I heard a word yesterday that just resonated so loudly in me that I had to write it down.
A forge is a place where metal or iron is worked by heating and hammering. Or, "to forge" means to move steadily ahead as well as to create by beating and working iron or steel by fire and intense heat. In Greek mythology, Hephaestus--Birmingham natives may know him best as Vulcan--was the god of blacksmithing or metalworking.
Writers--true writers, whether published or not--are forged, created by the intense heat of rejection, fear, seemingly insurmountable odds and self-doubt. The fire is sometimes so hot, you want to break under the pressure, but instead you're molded, made stronger. And like a shapeless mass of metal that enters the fire, when you emerge on the other side, you're a new creature. A new work that isn't easily cracked or bent. But, it's only by moving steadily forward--or forging ahead--can you emerge.
It's interesting to me that Hephaestus, the god of blacksmithing was the only ugly god in Greek mythology. I may be going a little too deep here, but forging is an ugly process. It's sweaty, laborious, often dark and sometimes painful. Drawing--sometimes dragging--something out of yourself, shaping and perfecting it...it's not pretty, but the reward is worth every bead of sweat, every curse, every tear.
There was one more definition the dictionary didn't list under "forge"...
Victory.

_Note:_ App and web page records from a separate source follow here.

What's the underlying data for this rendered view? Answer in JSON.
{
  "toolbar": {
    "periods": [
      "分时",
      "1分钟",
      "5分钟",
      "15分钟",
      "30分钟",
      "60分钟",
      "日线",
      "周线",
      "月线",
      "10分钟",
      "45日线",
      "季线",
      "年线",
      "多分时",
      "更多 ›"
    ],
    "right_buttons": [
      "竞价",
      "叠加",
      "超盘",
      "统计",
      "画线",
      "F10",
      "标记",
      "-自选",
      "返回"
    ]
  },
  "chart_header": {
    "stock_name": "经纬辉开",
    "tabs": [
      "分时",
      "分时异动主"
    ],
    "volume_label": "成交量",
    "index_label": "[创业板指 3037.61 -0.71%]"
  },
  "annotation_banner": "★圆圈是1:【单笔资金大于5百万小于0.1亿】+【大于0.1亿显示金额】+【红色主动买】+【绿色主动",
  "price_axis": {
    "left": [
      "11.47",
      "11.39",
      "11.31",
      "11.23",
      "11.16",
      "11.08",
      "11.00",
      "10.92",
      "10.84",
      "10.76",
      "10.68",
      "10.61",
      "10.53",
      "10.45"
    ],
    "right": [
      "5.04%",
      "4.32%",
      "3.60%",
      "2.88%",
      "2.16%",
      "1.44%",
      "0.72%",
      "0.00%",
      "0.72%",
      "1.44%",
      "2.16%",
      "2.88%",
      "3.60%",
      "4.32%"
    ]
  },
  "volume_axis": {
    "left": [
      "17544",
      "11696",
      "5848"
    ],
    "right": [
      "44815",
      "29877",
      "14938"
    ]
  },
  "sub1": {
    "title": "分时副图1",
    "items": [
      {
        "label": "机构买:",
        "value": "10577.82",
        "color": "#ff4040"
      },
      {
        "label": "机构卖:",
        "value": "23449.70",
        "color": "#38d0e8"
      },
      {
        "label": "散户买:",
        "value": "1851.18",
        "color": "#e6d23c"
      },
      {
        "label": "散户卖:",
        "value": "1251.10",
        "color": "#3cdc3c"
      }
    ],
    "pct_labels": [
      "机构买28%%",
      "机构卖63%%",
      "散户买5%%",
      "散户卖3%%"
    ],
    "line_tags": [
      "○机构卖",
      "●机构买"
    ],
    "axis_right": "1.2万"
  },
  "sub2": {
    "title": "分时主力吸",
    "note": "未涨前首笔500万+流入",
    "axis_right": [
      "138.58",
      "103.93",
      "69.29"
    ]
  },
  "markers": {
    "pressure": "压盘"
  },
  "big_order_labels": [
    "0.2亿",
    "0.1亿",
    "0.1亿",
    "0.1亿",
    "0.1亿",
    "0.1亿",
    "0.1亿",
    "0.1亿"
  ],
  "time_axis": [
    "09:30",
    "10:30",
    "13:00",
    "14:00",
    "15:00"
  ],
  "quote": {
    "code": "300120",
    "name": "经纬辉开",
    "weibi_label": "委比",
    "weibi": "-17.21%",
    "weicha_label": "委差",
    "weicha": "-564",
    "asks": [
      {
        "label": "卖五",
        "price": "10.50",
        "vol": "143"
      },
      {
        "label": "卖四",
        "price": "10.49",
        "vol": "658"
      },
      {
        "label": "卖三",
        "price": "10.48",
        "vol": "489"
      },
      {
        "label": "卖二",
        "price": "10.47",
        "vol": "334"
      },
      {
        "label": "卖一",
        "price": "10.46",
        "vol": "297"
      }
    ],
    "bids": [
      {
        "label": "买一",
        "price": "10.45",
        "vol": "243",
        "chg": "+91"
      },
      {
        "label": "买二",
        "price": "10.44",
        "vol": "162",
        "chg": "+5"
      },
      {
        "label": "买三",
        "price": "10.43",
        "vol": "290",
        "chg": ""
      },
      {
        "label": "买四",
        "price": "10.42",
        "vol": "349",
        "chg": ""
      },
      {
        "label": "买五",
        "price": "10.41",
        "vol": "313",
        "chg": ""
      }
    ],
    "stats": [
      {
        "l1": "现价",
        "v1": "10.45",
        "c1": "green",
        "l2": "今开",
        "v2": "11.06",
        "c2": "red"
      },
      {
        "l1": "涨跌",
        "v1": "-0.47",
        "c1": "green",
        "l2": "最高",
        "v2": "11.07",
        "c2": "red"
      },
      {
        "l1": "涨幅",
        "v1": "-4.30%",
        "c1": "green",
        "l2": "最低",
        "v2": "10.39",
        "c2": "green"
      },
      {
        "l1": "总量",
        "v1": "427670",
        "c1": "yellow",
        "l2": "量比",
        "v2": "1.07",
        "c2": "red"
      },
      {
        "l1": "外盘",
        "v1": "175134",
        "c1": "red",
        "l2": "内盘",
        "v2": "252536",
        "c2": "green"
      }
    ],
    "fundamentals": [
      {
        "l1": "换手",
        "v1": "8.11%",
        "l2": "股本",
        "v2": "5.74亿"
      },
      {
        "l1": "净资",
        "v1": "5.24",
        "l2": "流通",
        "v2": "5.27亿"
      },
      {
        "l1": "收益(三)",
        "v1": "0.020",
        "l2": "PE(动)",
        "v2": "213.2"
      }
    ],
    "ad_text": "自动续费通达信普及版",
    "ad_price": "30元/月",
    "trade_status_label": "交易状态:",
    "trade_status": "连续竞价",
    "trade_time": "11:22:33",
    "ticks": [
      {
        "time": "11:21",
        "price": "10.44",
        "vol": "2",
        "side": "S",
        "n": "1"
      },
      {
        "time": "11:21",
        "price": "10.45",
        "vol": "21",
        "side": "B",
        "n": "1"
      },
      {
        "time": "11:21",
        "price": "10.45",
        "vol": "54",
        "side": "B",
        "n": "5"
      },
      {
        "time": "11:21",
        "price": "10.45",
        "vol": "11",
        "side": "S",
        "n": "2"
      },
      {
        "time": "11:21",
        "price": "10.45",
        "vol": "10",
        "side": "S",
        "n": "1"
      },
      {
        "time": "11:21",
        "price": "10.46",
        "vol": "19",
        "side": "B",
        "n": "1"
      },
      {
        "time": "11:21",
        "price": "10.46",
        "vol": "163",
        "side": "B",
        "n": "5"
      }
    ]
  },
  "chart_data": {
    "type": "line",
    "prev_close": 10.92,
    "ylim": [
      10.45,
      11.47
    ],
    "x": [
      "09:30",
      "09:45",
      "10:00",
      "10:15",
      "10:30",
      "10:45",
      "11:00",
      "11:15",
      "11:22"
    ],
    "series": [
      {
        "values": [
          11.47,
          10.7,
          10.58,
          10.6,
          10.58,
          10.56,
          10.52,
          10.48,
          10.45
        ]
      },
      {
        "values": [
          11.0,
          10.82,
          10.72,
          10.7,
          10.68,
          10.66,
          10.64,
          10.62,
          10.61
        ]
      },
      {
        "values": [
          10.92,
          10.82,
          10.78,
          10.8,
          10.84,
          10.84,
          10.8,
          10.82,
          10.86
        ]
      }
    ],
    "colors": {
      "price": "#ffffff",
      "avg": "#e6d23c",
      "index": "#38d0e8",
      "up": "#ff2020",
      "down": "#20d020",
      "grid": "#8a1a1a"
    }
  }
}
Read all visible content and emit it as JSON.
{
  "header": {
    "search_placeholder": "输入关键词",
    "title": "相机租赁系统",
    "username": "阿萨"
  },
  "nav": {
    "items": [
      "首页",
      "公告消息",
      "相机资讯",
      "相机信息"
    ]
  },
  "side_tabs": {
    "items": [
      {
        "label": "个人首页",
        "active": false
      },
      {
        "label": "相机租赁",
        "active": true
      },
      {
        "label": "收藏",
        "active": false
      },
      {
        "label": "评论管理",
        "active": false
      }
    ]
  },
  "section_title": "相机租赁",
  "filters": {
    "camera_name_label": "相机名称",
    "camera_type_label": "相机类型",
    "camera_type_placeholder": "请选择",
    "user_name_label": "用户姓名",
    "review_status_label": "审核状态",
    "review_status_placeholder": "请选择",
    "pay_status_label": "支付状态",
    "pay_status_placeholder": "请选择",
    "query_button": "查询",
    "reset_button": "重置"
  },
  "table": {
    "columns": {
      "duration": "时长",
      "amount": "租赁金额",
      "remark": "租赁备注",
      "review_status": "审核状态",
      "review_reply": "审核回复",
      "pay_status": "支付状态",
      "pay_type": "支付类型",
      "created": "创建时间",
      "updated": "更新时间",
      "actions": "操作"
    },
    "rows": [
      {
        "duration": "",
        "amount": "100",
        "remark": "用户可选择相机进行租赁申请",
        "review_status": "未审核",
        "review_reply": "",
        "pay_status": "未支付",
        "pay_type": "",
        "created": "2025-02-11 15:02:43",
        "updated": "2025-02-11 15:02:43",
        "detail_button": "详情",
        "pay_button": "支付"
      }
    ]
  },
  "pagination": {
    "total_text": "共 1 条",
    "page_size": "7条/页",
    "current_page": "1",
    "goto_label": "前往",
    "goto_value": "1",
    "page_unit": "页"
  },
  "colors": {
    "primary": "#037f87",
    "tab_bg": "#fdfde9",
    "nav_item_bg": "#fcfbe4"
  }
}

There's victory in moving forward and not retreating or even standing still. There's victory in just going through the fire when others are too scared to even enter it. Every writer who refuses to give up after the rejection notices or presses through writer's block or continues to write, not settling for that first, second or third sale is victorious.